According to the polls released Thursday, Hillary Clinton would beat John McCain in all three states by wide margins while Barack Obama would lose to the Arizona senator in Ohio and Florida and narrowly beat McCain in Pennsylvania.
CNN Polling Director Keating Holland said the poll could be a "early-warning sign" for Democrats, though cautioned early polls often are not predictive.
Specifically, the poll found Clinton tops McCain in Florida by 7 points (48 percent to 41 percent), in Ohio by 7 points (48 percent to 41 percent) and in Pennsylvania by 13 percent (50 percent to 37 percent).
Meanwhile the poll finds McCain would beat Obama by 4 points in Florida (45-41 percent) and by 4 points in Ohio (44 percent to 40 percent). Obama beats McCain in Pennsylvania, but by a narrower margin than Clinton does - he beats McCain by 6 points there, 46 percent to 40 percent.
According to Quinnipiac, the difference between Clinton and Obama's performances in the state can be traced to the fact that several Clinton supporters and white working class voters there say they will support McCain over Obama if the Illinois senator is the party's nominee. (Related: Can Obama win over the working class)
"This could be an early-warning sign for the Democrats, particularly since Obama did not do well in the Pennsylvania and Ohio primaries," Holland said. "On the other hand, any poll conducted in May - particularly when the primaries have not finished - may have little predictive value."
The last presidential candidate to win the White House without winning two of the three largest swing states was John F. Kennedy in 1960. (Kennedy won Pennsylvania that year, but lost Ohio and Florida.)
But the 2008 electoral map could look different than most recent elections, both the McCain and Obama campaigns have said.
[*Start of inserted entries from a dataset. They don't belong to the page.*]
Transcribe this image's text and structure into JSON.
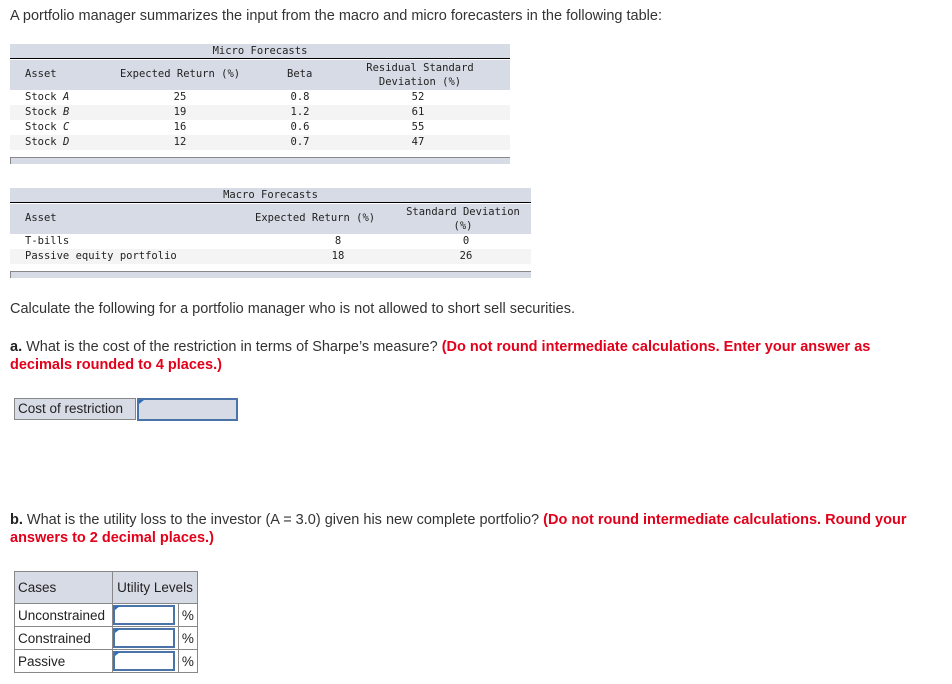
{
  "intro": "A portfolio manager summarizes the input from the macro and micro forecasters in the following table:",
  "micro": {
    "caption": "Micro Forecasts",
    "headers": {
      "asset": "Asset",
      "expected_return": "Expected Return (%)",
      "beta": "Beta",
      "residual_sd_line1": "Residual Standard",
      "residual_sd_line2": "Deviation (%)"
    },
    "rows": [
      {
        "prefix": "Stock ",
        "letter": "A",
        "expected_return": "25",
        "beta": "0.8",
        "residual_sd": "52"
      },
      {
        "prefix": "Stock ",
        "letter": "B",
        "expected_return": "19",
        "beta": "1.2",
        "residual_sd": "61"
      },
      {
        "prefix": "Stock ",
        "letter": "C",
        "expected_return": "16",
        "beta": "0.6",
        "residual_sd": "55"
      },
      {
        "prefix": "Stock ",
        "letter": "D",
        "expected_return": "12",
        "beta": "0.7",
        "residual_sd": "47"
      }
    ]
  },
  "macro": {
    "caption": "Macro Forecasts",
    "headers": {
      "asset": "Asset",
      "expected_return": "Expected Return (%)",
      "sd_line1": "Standard Deviation",
      "sd_line2": "(%)"
    },
    "rows": [
      {
        "asset": "T-bills",
        "expected_return": "8",
        "sd": "0"
      },
      {
        "asset": "Passive equity portfolio",
        "expected_return": "18",
        "sd": "26"
      }
    ]
  },
  "instruction": "Calculate the following for a portfolio manager who is not allowed to short sell securities.",
  "part_a": {
    "label": "a.",
    "question": " What is the cost of the restriction in terms of Sharpe’s measure? ",
    "note": "(Do not round intermediate calculations. Enter your answer as decimals rounded to 4 places.)",
    "field_label": "Cost of restriction",
    "field_value": ""
  },
  "part_b": {
    "label": "b.",
    "question": " What is the utility loss to the investor (A = 3.0) given his new complete portfolio? ",
    "note": "(Do not round intermediate calculations. Round your answers to 2 decimal places.)",
    "headers": {
      "cases": "Cases",
      "utility": "Utility Levels"
    },
    "rows": [
      {
        "case": "Unconstrained",
        "value": "",
        "unit": "%"
      },
      {
        "case": "Constrained",
        "value": "",
        "unit": "%"
      },
      {
        "case": "Passive",
        "value": "",
        "unit": "%"
      }
    ]
  }
}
Each candidate has shown to strongly appeal to independent and moderate voters - meaning more states could be up for grabs this year than has been the case in past elections.
View more polling information at the CNN Election Center